| Work request |
Copy out lines with the word "into" from the material that follows.

| Data for the task |
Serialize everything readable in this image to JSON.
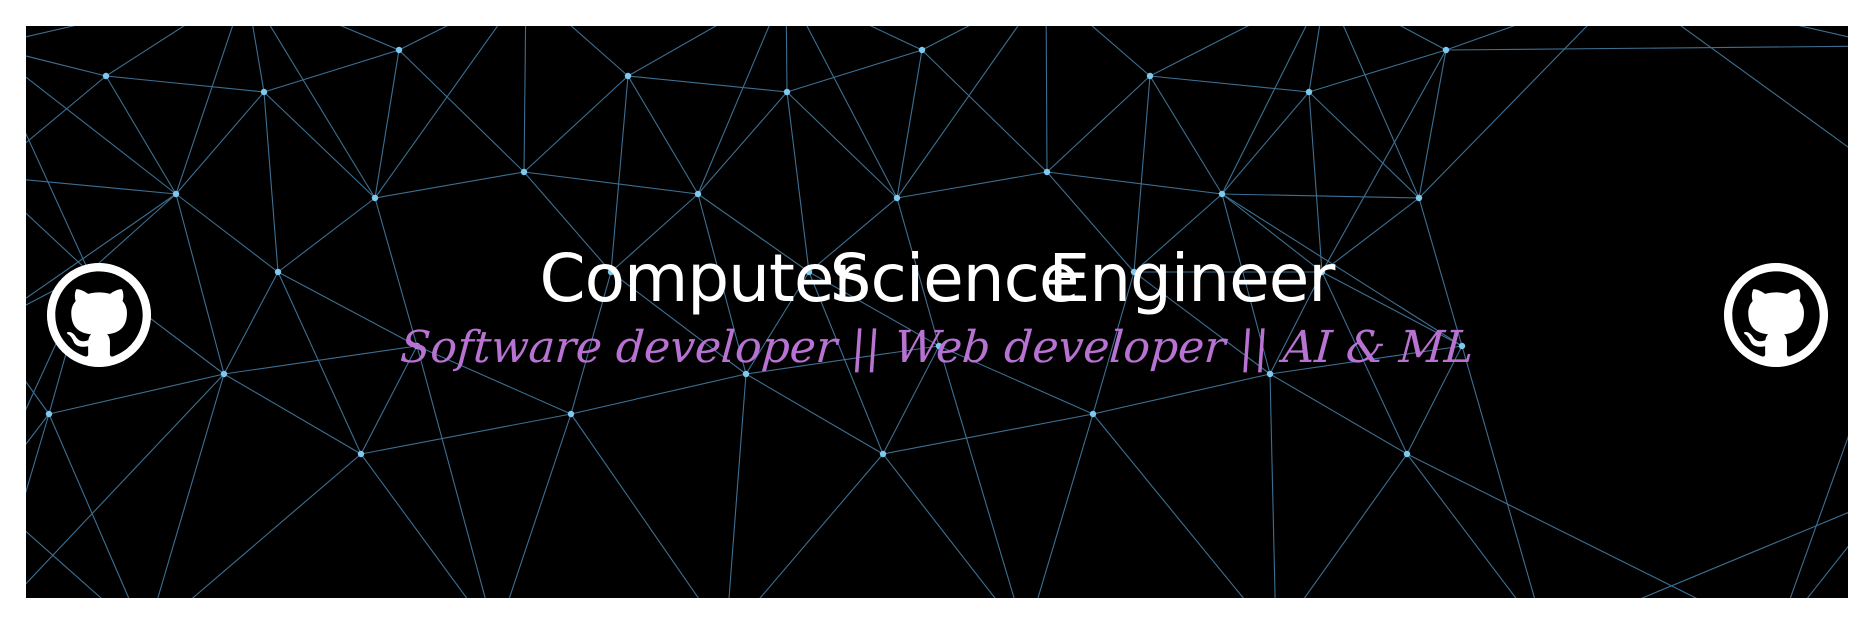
{
  "banner": {
    "title_words": [
      "Computer",
      "Science",
      "Engineer"
    ],
    "subtitle": "Software developer || Web developer || AI & ML",
    "icons": {
      "left": "github-icon",
      "right": "github-icon"
    },
    "colors": {
      "background": "#000000",
      "frame": "#ffffff",
      "network_line": "#3d6f92",
      "network_node": "#7fc8ee",
      "title": "#ffffff",
      "subtitle": "#b872d2"
    }
  }
}
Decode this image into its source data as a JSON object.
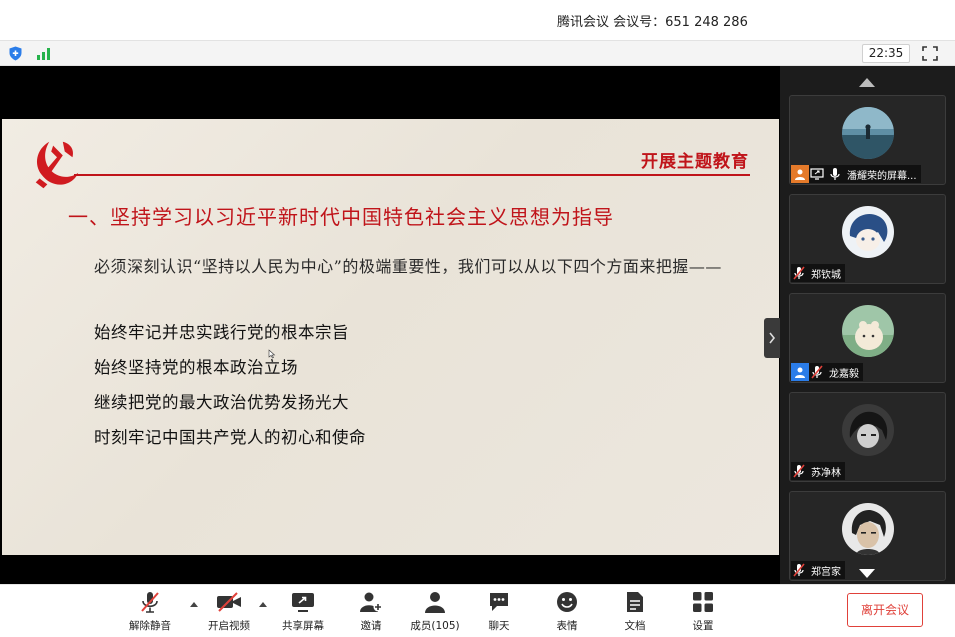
{
  "window": {
    "title": "腾讯会议 会议号：651 248 286",
    "time": "22:35"
  },
  "slide": {
    "header": "开展主题教育",
    "heading": "一、坚持学习以习近平新时代中国特色社会主义思想为指导",
    "intro": "必须深刻认识“坚持以人民为中心”的极端重要性，我们可以从以下四个方面来把握——",
    "points": [
      "始终牢记并忠实践行党的根本宗旨",
      "始终坚持党的根本政治立场",
      "继续把党的最大政治优势发扬光大",
      "时刻牢记中国共产党人的初心和使命"
    ]
  },
  "participants": [
    {
      "name": "潘耀荣的屏幕...",
      "status": "screen-sharing"
    },
    {
      "name": "郑钦城",
      "status": "muted"
    },
    {
      "name": "龙嘉毅",
      "status": "muted"
    },
    {
      "name": "苏净林",
      "status": "muted"
    },
    {
      "name": "郑宫家",
      "status": "muted"
    }
  ],
  "toolbar": {
    "unmute": "解除静音",
    "video": "开启视频",
    "share": "共享屏幕",
    "invite": "邀请",
    "members": "成员(105)",
    "chat": "聊天",
    "reactions": "表情",
    "docs": "文档",
    "settings": "设置",
    "leave": "离开会议"
  },
  "colors": {
    "accent_red": "#c0141a",
    "leave_red": "#e0413a",
    "panel_bg": "#1c1c1c"
  }
}
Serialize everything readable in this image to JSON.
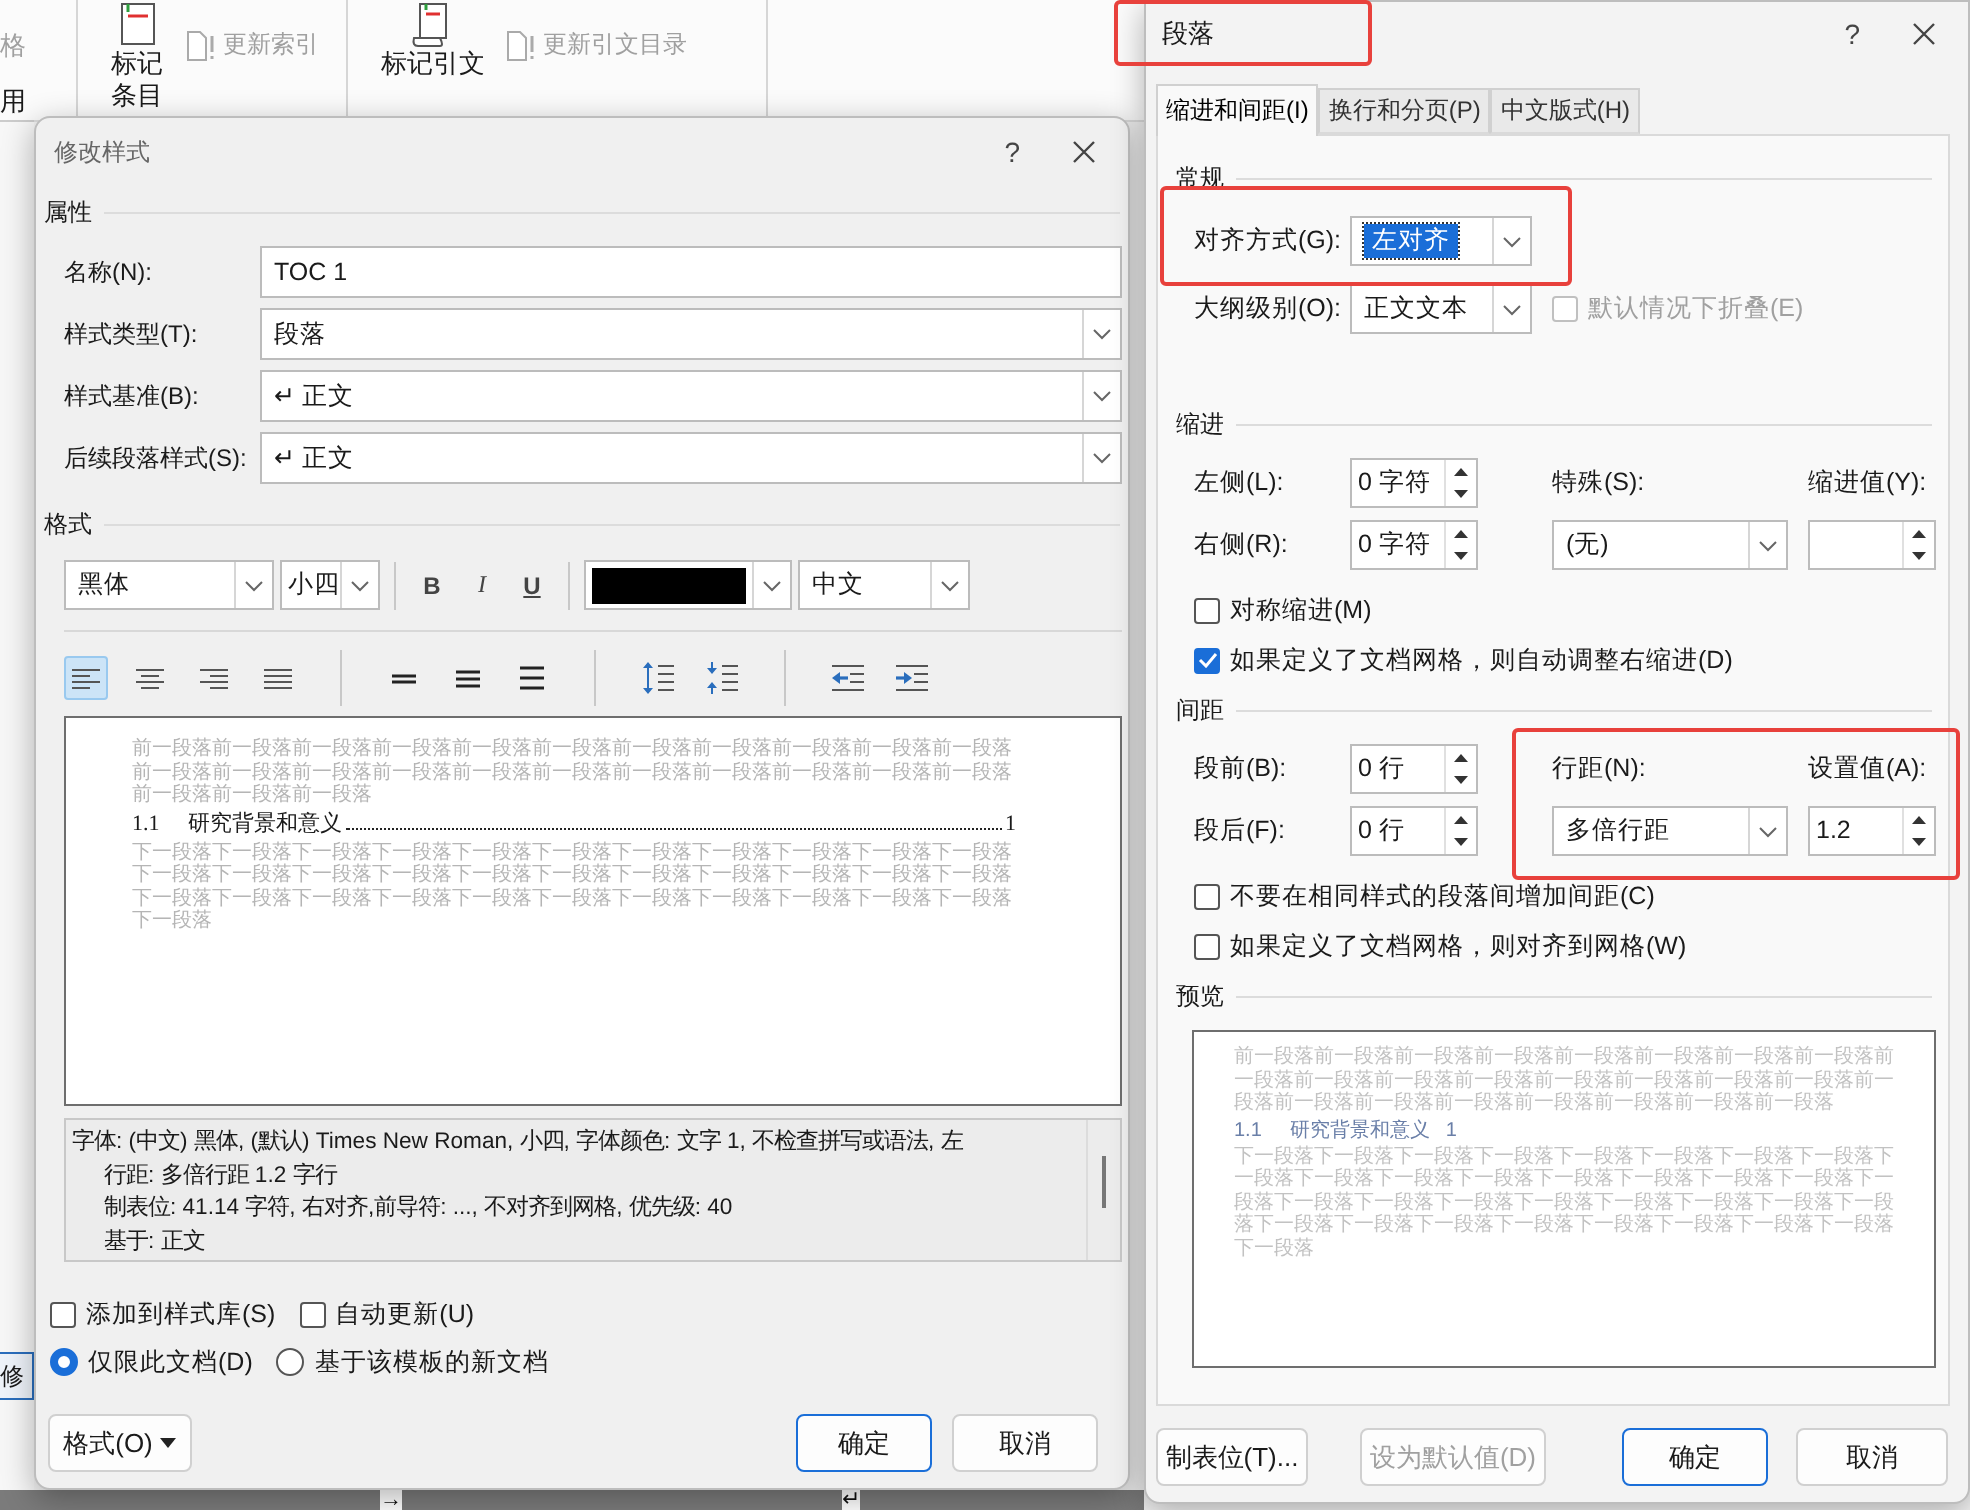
{
  "ribbon": {
    "side_labels": [
      {
        "label": "格",
        "disabled": true
      },
      {
        "label": "用",
        "disabled": false
      }
    ],
    "groups": [
      {
        "button": "标记条目",
        "small_button": {
          "label": "更新索引",
          "disabled": true
        }
      },
      {
        "button": "标记引文",
        "small_button": {
          "label": "更新引文目录",
          "disabled": true
        }
      }
    ]
  },
  "background": {
    "side_tab": "修",
    "marks": [
      "→",
      "↵"
    ]
  },
  "modify_style": {
    "title": "修改样式",
    "help": "?",
    "properties_heading": "属性",
    "fields": [
      {
        "label": "名称(N):",
        "value": "TOC 1",
        "kind": "text"
      },
      {
        "label": "样式类型(T):",
        "value": "段落",
        "kind": "dropdown"
      },
      {
        "label": "样式基准(B):",
        "value": "↵ 正文",
        "kind": "dropdown"
      },
      {
        "label": "后续段落样式(S):",
        "value": "↵ 正文",
        "kind": "dropdown"
      }
    ],
    "format_heading": "格式",
    "font": "黑体",
    "size": "小四",
    "style_buttons": [
      {
        "label": "B",
        "kind": "bold",
        "selected": false
      },
      {
        "label": "I",
        "kind": "italic",
        "selected": false
      },
      {
        "label": "U",
        "kind": "underline",
        "selected": false
      }
    ],
    "language": "中文",
    "paragraph_tools": [
      {
        "kind": "align-left",
        "selected": true
      },
      {
        "kind": "align-center",
        "selected": false
      },
      {
        "kind": "align-right",
        "selected": false
      },
      {
        "kind": "justify",
        "selected": false
      },
      {
        "kind": "single-spacing",
        "selected": false
      },
      {
        "kind": "one-half-spacing",
        "selected": false
      },
      {
        "kind": "double-spacing",
        "selected": false
      },
      {
        "kind": "increase-spacing",
        "selected": false
      },
      {
        "kind": "decrease-spacing",
        "selected": false
      },
      {
        "kind": "decrease-indent",
        "selected": false
      },
      {
        "kind": "increase-indent",
        "selected": false
      }
    ],
    "preview": {
      "previous": "前一段落前一段落前一段落前一段落前一段落前一段落前一段落前一段落前一段落前一段落前一段落前一段落前一段落前一段落前一段落前一段落前一段落前一段落前一段落前一段落前一段落前一段落前一段落前一段落前一段落",
      "entry_number": "1.1",
      "entry_title": "研究背景和意义",
      "entry_page": "1",
      "next": "下一段落下一段落下一段落下一段落下一段落下一段落下一段落下一段落下一段落下一段落下一段落下一段落下一段落下一段落下一段落下一段落下一段落下一段落下一段落下一段落下一段落下一段落下一段落下一段落下一段落下一段落下一段落下一段落下一段落下一段落下一段落下一段落下一段落下一段落"
    },
    "description": [
      "字体: (中文) 黑体, (默认) Times New Roman, 小四, 字体颜色: 文字 1, 不检查拼写或语法, 左",
      "行距: 多倍行距 1.2 字行",
      "制表位:  41.14 字符, 右对齐,前导符: ..., 不对齐到网格, 优先级: 40",
      "基于: 正文"
    ],
    "checkboxes": [
      {
        "label": "添加到样式库(S)",
        "checked": false
      },
      {
        "label": "自动更新(U)",
        "checked": false
      }
    ],
    "radios": [
      {
        "label": "仅限此文档(D)",
        "selected": true
      },
      {
        "label": "基于该模板的新文档",
        "selected": false
      }
    ],
    "buttons": [
      {
        "label": "格式(O)",
        "kind": "menu"
      },
      {
        "label": "确定",
        "kind": "default"
      },
      {
        "label": "取消",
        "kind": "normal"
      }
    ]
  },
  "paragraph": {
    "title": "段落",
    "help": "?",
    "tabs": [
      {
        "label": "缩进和间距(I)",
        "selected": true
      },
      {
        "label": "换行和分页(P)",
        "selected": false
      },
      {
        "label": "中文版式(H)",
        "selected": false
      }
    ],
    "general": {
      "heading": "常规",
      "alignment": {
        "label": "对齐方式(G):",
        "value": "左对齐",
        "highlighted": true
      },
      "outline_level": {
        "label": "大纲级别(O):",
        "value": "正文文本"
      },
      "collapse": {
        "label": "默认情况下折叠(E)",
        "checked": false,
        "disabled": true
      }
    },
    "indent": {
      "heading": "缩进",
      "left": {
        "label": "左侧(L):",
        "value": "0 字符"
      },
      "right": {
        "label": "右侧(R):",
        "value": "0 字符"
      },
      "special": {
        "label": "特殊(S):",
        "value": "(无)"
      },
      "by": {
        "label": "缩进值(Y):"
      },
      "checkboxes": [
        {
          "label": "对称缩进(M)",
          "checked": false
        },
        {
          "label": "如果定义了文档网格，则自动调整右缩进(D)",
          "checked": true
        }
      ]
    },
    "spacing": {
      "heading": "间距",
      "before": {
        "label": "段前(B):",
        "value": "0 行"
      },
      "after": {
        "label": "段后(F):",
        "value": "0 行"
      },
      "line_spacing": {
        "label": "行距(N):",
        "value": "多倍行距"
      },
      "at": {
        "label": "设置值(A):",
        "value": "1.2"
      },
      "checkboxes": [
        {
          "label": "不要在相同样式的段落间增加间距(C)",
          "checked": false
        },
        {
          "label": "如果定义了文档网格，则对齐到网格(W)",
          "checked": false
        }
      ]
    },
    "preview": {
      "heading": "预览",
      "previous": "前一段落前一段落前一段落前一段落前一段落前一段落前一段落前一段落前一段落前一段落前一段落前一段落前一段落前一段落前一段落前一段落前一段落前一段落前一段落前一段落前一段落前一段落前一段落前一段落",
      "entry_number": "1.1",
      "entry_title": "研究背景和意义",
      "entry_page": "1",
      "next": "下一段落下一段落下一段落下一段落下一段落下一段落下一段落下一段落下一段落下一段落下一段落下一段落下一段落下一段落下一段落下一段落下一段落下一段落下一段落下一段落下一段落下一段落下一段落下一段落下一段落下一段落下一段落下一段落下一段落下一段落下一段落下一段落下一段落下一段落"
    },
    "buttons": [
      {
        "label": "制表位(T)...",
        "kind": "normal",
        "disabled": false
      },
      {
        "label": "设为默认值(D)",
        "kind": "normal",
        "disabled": true
      },
      {
        "label": "确定",
        "kind": "default",
        "disabled": false
      },
      {
        "label": "取消",
        "kind": "normal",
        "disabled": false
      }
    ]
  }
}
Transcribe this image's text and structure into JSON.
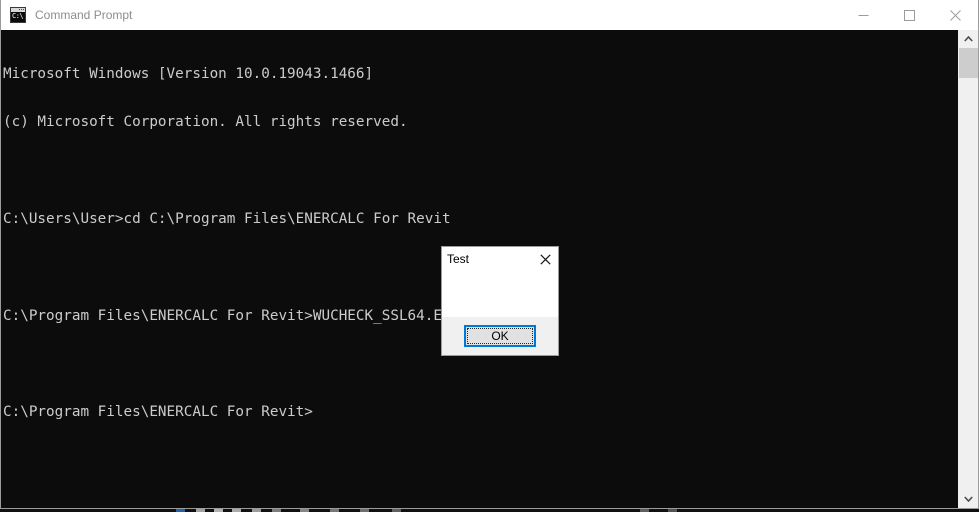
{
  "window": {
    "title": "Command Prompt",
    "icon": "command-prompt-icon",
    "icon_text": "C:\\",
    "controls": {
      "minimize_label": "Minimize",
      "maximize_label": "Maximize",
      "close_label": "Close"
    }
  },
  "console": {
    "lines": [
      "Microsoft Windows [Version 10.0.19043.1466]",
      "(c) Microsoft Corporation. All rights reserved.",
      "",
      "C:\\Users\\User>cd C:\\Program Files\\ENERCALC For Revit",
      "",
      "C:\\Program Files\\ENERCALC For Revit>WUCHECK_SSL64.EXE/c",
      "",
      "C:\\Program Files\\ENERCALC For Revit>"
    ],
    "text_color": "#cccccc",
    "background_color": "#0c0c0c"
  },
  "scrollbar": {
    "up_arrow": "chevron-up-icon",
    "down_arrow": "chevron-down-icon",
    "thumb_color": "#cdcdcd",
    "track_color": "#f0f0f0"
  },
  "dialog": {
    "title": "Test",
    "close_label": "Close",
    "body_text": "",
    "ok_label": "OK",
    "accent_color": "#0078d7",
    "footer_color": "#f0f0f0"
  },
  "taskbar": {
    "accent_color": "#2b6fc2"
  }
}
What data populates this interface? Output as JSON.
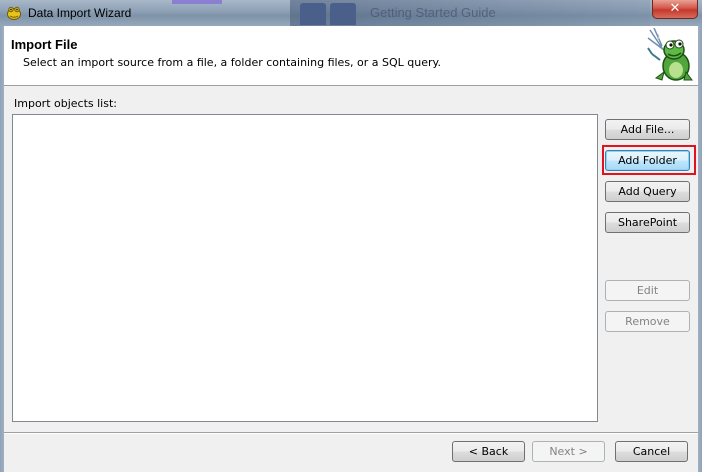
{
  "window": {
    "title": "Data Import Wizard",
    "close_label": "✕",
    "background_ghost_text": "Getting Started Guide"
  },
  "header": {
    "title": "Import File",
    "subtitle": "Select an import source from a file, a folder containing files, or a SQL query."
  },
  "list": {
    "label": "Import objects list:",
    "items": []
  },
  "side_buttons": {
    "add_file": "Add File...",
    "add_folder": "Add Folder",
    "add_query": "Add Query",
    "sharepoint": "SharePoint",
    "edit": "Edit",
    "remove": "Remove"
  },
  "footer": {
    "back": "< Back",
    "next": "Next >",
    "cancel": "Cancel"
  },
  "colors": {
    "highlight": "#e0141e",
    "title_bar": "#8fa2b7",
    "close_button": "#c4392b"
  },
  "icons": {
    "app": "toad-icon",
    "logo": "toad-mascot-icon"
  }
}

| Result of this exercise |
Decode this image into its source data as a JSON object.
Transcribe this image's text and structure into JSON.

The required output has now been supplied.